*SUPPLIED INFORMATION:*
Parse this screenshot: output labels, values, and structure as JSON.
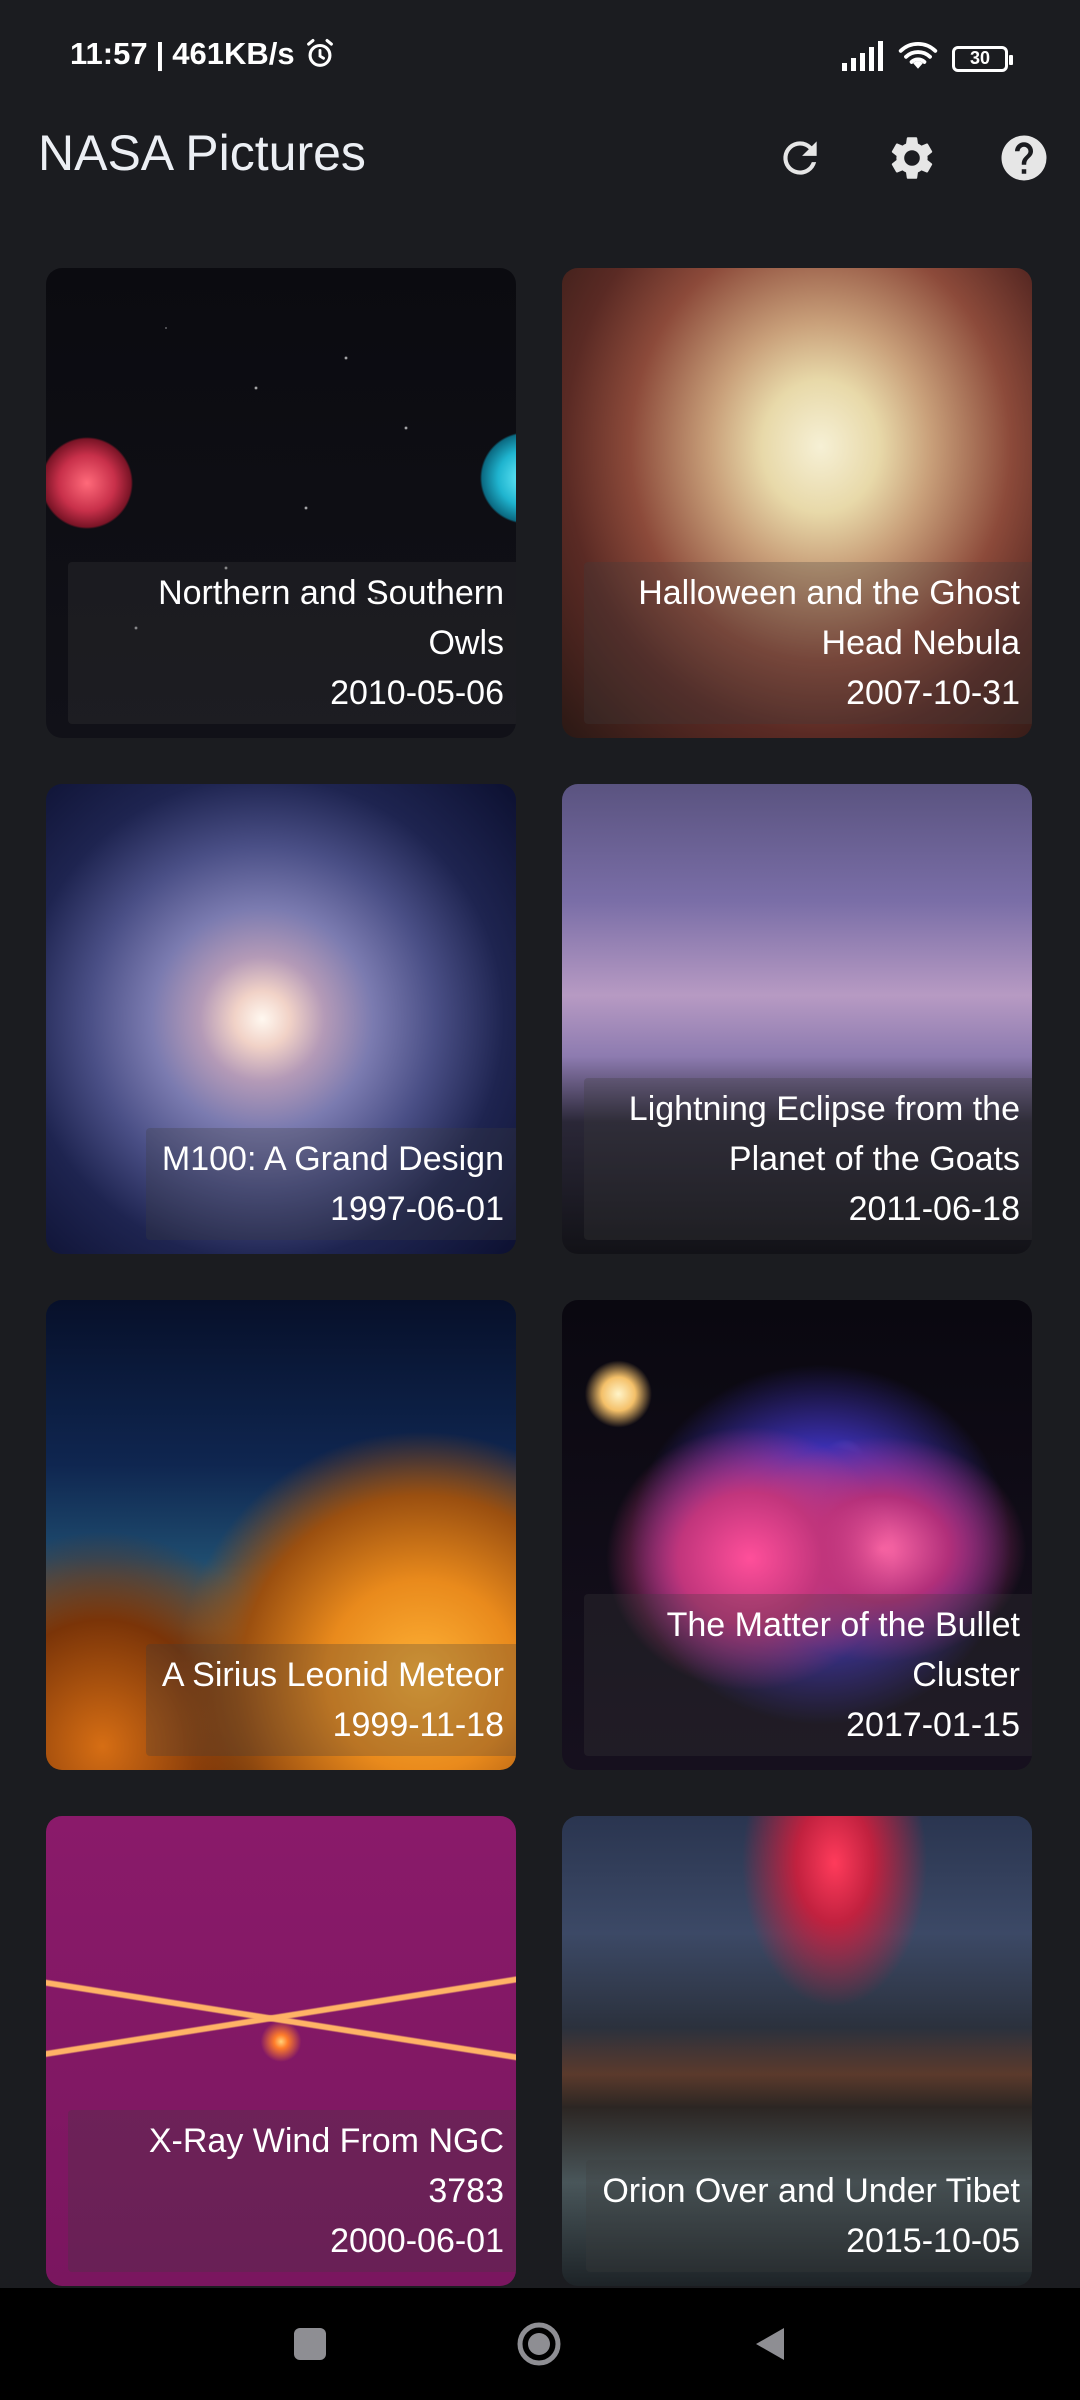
{
  "status_bar": {
    "time": "11:57",
    "network_speed": "461KB/s",
    "separator": "|",
    "battery_level": "30",
    "icons": [
      "alarm-icon",
      "signal-icon",
      "wifi-icon",
      "battery-icon"
    ]
  },
  "app_bar": {
    "title": "NASA Pictures",
    "actions": [
      {
        "name": "refresh-button",
        "icon": "refresh-icon"
      },
      {
        "name": "settings-button",
        "icon": "gear-icon"
      },
      {
        "name": "help-button",
        "icon": "help-icon"
      }
    ]
  },
  "pictures": [
    {
      "title": "Northern and Southern Owls",
      "date": "2010-05-06"
    },
    {
      "title": "Halloween and the Ghost Head Nebula",
      "date": "2007-10-31"
    },
    {
      "title": "M100: A Grand Design",
      "date": "1997-06-01"
    },
    {
      "title": "Lightning Eclipse from the Planet of the Goats",
      "date": "2011-06-18"
    },
    {
      "title": "A Sirius Leonid Meteor",
      "date": "1999-11-18"
    },
    {
      "title": "The Matter of the Bullet Cluster",
      "date": "2017-01-15"
    },
    {
      "title": "X-Ray Wind From NGC 3783",
      "date": "2000-06-01"
    },
    {
      "title": "Orion Over and Under Tibet",
      "date": "2015-10-05"
    }
  ],
  "navigation_bar": {
    "icons": [
      "recent-apps-icon",
      "home-icon",
      "back-icon"
    ]
  },
  "colors": {
    "background": "#1b1c20",
    "text": "#ffffff",
    "nav_background": "#000000"
  }
}
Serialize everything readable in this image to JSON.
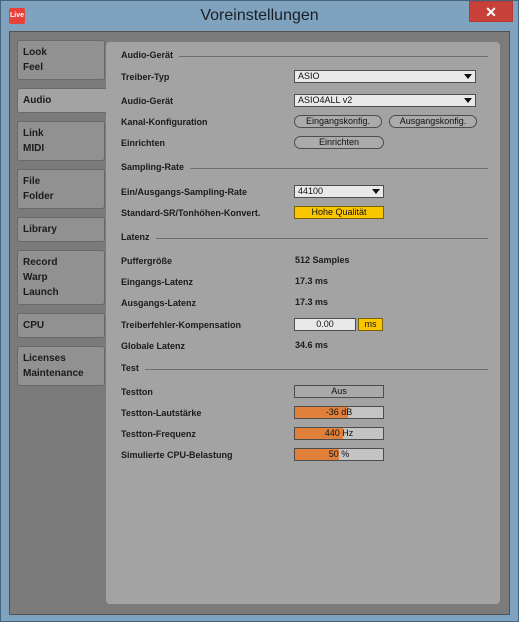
{
  "window": {
    "title": "Voreinstellungen",
    "app_icon_text": "Live",
    "close_symbol": "✕"
  },
  "sidebar": {
    "groups": [
      {
        "items": [
          "Look",
          "Feel"
        ]
      },
      {
        "items": [
          "Audio"
        ],
        "active": true
      },
      {
        "items": [
          "Link",
          "MIDI"
        ]
      },
      {
        "items": [
          "File",
          "Folder"
        ]
      },
      {
        "items": [
          "Library"
        ]
      },
      {
        "items": [
          "Record",
          "Warp",
          "Launch"
        ]
      },
      {
        "items": [
          "CPU"
        ]
      },
      {
        "items": [
          "Licenses",
          "Maintenance"
        ]
      }
    ]
  },
  "audio_device": {
    "section_title": "Audio-Gerät",
    "driver_type_label": "Treiber-Typ",
    "driver_type_value": "ASIO",
    "device_label": "Audio-Gerät",
    "device_value": "ASIO4ALL v2",
    "channel_config_label": "Kanal-Konfiguration",
    "input_config_button": "Eingangskonfig.",
    "output_config_button": "Ausgangskonfig.",
    "setup_label": "Einrichten",
    "setup_button": "Einrichten"
  },
  "sampling": {
    "section_title": "Sampling-Rate",
    "rate_label": "Ein/Ausgangs-Sampling-Rate",
    "rate_value": "44100",
    "conversion_label": "Standard-SR/Tonhöhen-Konvert.",
    "conversion_value": "Hohe Qualität"
  },
  "latency": {
    "section_title": "Latenz",
    "buffer_label": "Puffergröße",
    "buffer_value": "512 Samples",
    "input_latency_label": "Eingangs-Latenz",
    "input_latency_value": "17.3 ms",
    "output_latency_label": "Ausgangs-Latenz",
    "output_latency_value": "17.3 ms",
    "driver_comp_label": "Treiberfehler-Kompensation",
    "driver_comp_value": "0.00",
    "driver_comp_unit": "ms",
    "total_latency_label": "Globale Latenz",
    "total_latency_value": "34.6 ms"
  },
  "test": {
    "section_title": "Test",
    "tone_label": "Testton",
    "tone_value": "Aus",
    "volume_label": "Testton-Lautstärke",
    "volume_value": "-36 dB",
    "volume_fill_fraction": 0.6,
    "frequency_label": "Testton-Frequenz",
    "frequency_value": "440 Hz",
    "frequency_fill_fraction": 0.55,
    "cpu_label": "Simulierte CPU-Belastung",
    "cpu_value": "50 %",
    "cpu_fill_fraction": 0.5
  },
  "colors": {
    "accent_yellow": "#f9c600",
    "slider_orange": "#e0803a",
    "close_red": "#c7403a"
  }
}
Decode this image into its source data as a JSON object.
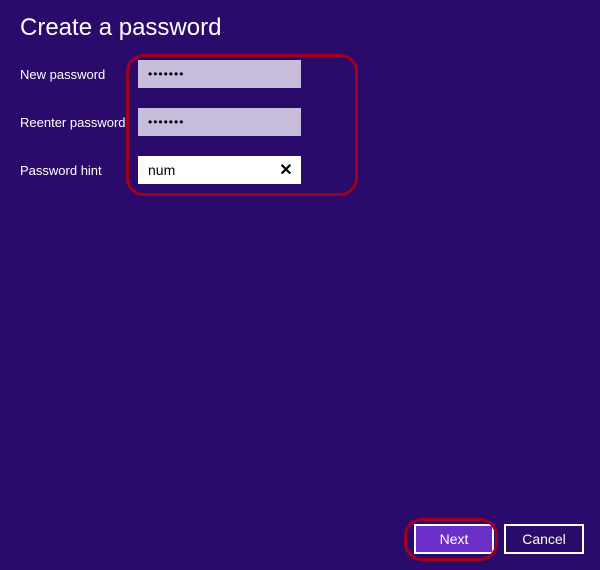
{
  "title": "Create a password",
  "labels": {
    "new_password": "New password",
    "reenter_password": "Reenter password",
    "password_hint": "Password hint"
  },
  "values": {
    "new_password": "•••••••",
    "reenter_password": "•••••••",
    "hint": "num"
  },
  "icons": {
    "clear": "✕"
  },
  "buttons": {
    "next": "Next",
    "cancel": "Cancel"
  }
}
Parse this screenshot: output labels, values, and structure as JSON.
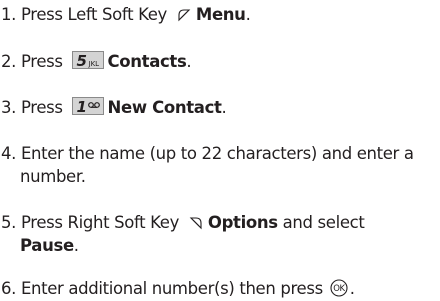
{
  "steps": [
    {
      "num": "1.",
      "text_before": " Press Left Soft Key ",
      "icon": "left-soft-key-icon",
      "bold": "Menu",
      "text_after": "."
    },
    {
      "num": "2.",
      "text_before": " Press ",
      "key_digit": "5",
      "key_letters": "JKL",
      "bold": "Contacts",
      "text_after": "."
    },
    {
      "num": "3.",
      "text_before": " Press ",
      "key_digit": "1",
      "key_letters": "voicemail",
      "bold": "New Contact",
      "text_after": "."
    },
    {
      "num": "4.",
      "line1": " Enter the name (up to 22 characters) and enter a",
      "line2": "number."
    },
    {
      "num": "5.",
      "text_before": " Press Right Soft Key ",
      "icon": "right-soft-key-icon",
      "bold": "Options",
      "text_mid": " and select",
      "bold2": "Pause",
      "text_after": "."
    },
    {
      "num": "6.",
      "text_before": " Enter additional number(s) then press ",
      "icon": "ok-key-icon",
      "text_after": "."
    }
  ]
}
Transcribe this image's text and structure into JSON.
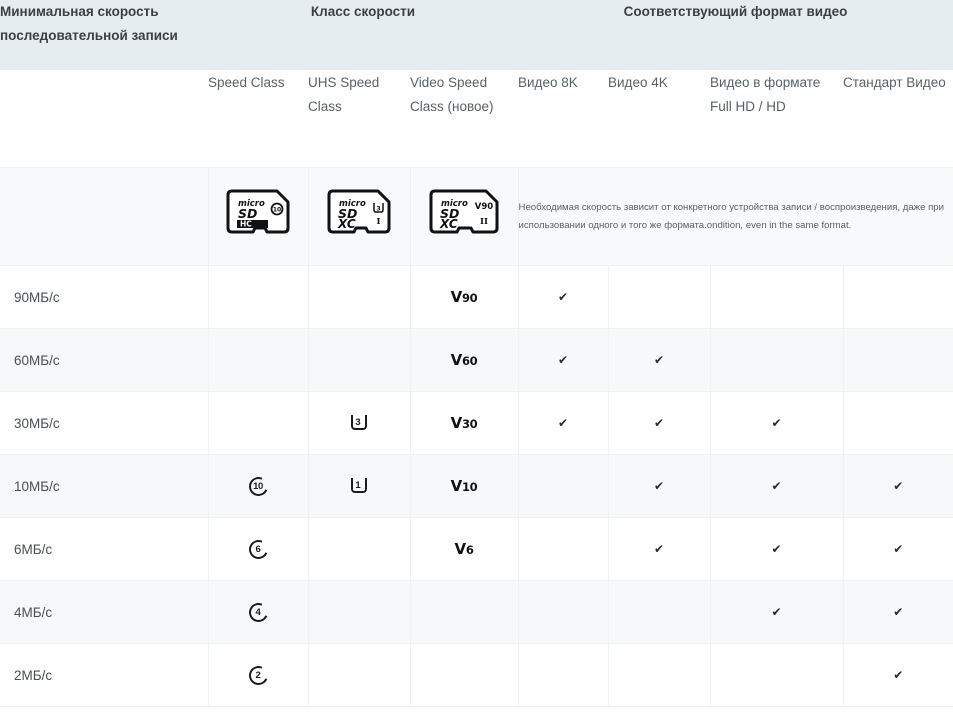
{
  "table": {
    "group_headers": [
      {
        "label": "Минимальная скорость последовательной записи",
        "align": "left"
      },
      {
        "label": "Класс скорости",
        "align": "center"
      },
      {
        "label": "Соответствующий формат видео",
        "align": "center"
      }
    ],
    "column_headers": [
      "",
      "Speed Class",
      "UHS Speed Class",
      "Video Speed Class (новое)",
      "Видео 8K",
      "Видео 4K",
      "Видео в формате Full HD / HD",
      "Стандарт Видео"
    ],
    "card_row": {
      "cards": [
        {
          "name": "microsd-sdhc-class10-card",
          "top": "micro",
          "mid": "SD",
          "bottom": "HC",
          "mark": "10",
          "mark_type": "circle",
          "roman": ""
        },
        {
          "name": "microsd-sdxc-u3-card",
          "top": "micro",
          "mid": "SD",
          "bottom": "XC",
          "mark": "3",
          "mark_type": "u",
          "roman": "I"
        },
        {
          "name": "microsd-sdxc-v90-card",
          "top": "micro",
          "mid": "SD",
          "bottom": "XC",
          "mark": "V90",
          "mark_type": "text",
          "roman": "II"
        }
      ],
      "note": "Необходимая скорость зависит от конкретного устройства записи / воспроизведения, даже при использовании одного и того же формата.ondition, even in the same format."
    },
    "rows": [
      {
        "speed": "90МБ/с",
        "speed_class": "",
        "uhs_class": "",
        "video_speed_class": "V90",
        "video_8k": "✔",
        "video_4k": "",
        "video_fullhd": "",
        "video_standard": ""
      },
      {
        "speed": "60МБ/с",
        "speed_class": "",
        "uhs_class": "",
        "video_speed_class": "V60",
        "video_8k": "✔",
        "video_4k": "✔",
        "video_fullhd": "",
        "video_standard": ""
      },
      {
        "speed": "30МБ/с",
        "speed_class": "",
        "uhs_class": "3",
        "video_speed_class": "V30",
        "video_8k": "✔",
        "video_4k": "✔",
        "video_fullhd": "✔",
        "video_standard": ""
      },
      {
        "speed": "10МБ/с",
        "speed_class": "10",
        "uhs_class": "1",
        "video_speed_class": "V10",
        "video_8k": "",
        "video_4k": "✔",
        "video_fullhd": "✔",
        "video_standard": "✔"
      },
      {
        "speed": "6МБ/с",
        "speed_class": "6",
        "uhs_class": "",
        "video_speed_class": "V6",
        "video_8k": "",
        "video_4k": "✔",
        "video_fullhd": "✔",
        "video_standard": "✔"
      },
      {
        "speed": "4МБ/с",
        "speed_class": "4",
        "uhs_class": "",
        "video_speed_class": "",
        "video_8k": "",
        "video_4k": "",
        "video_fullhd": "✔",
        "video_standard": "✔"
      },
      {
        "speed": "2МБ/с",
        "speed_class": "2",
        "uhs_class": "",
        "video_speed_class": "",
        "video_8k": "",
        "video_4k": "",
        "video_fullhd": "",
        "video_standard": "✔"
      }
    ]
  },
  "colors": {
    "header_bg": "#e6edf0",
    "row_alt_bg": "#f7f8f9",
    "card_row_bg": "#f8f9fa",
    "text": "#3c4043",
    "border": "#f0f1f2"
  }
}
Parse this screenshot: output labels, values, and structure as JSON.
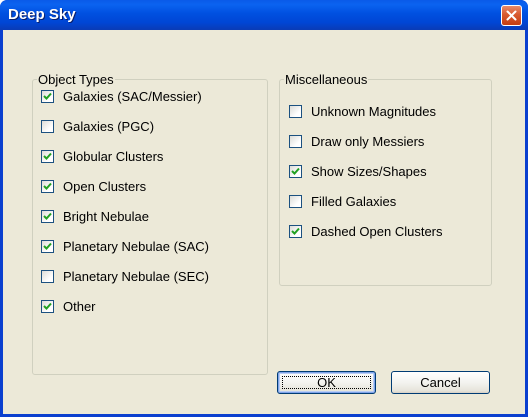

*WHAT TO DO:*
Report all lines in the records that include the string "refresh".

*WRITTEN SOLUTION:*
        "name": "refresh-button",
        "icon": "refresh-icon"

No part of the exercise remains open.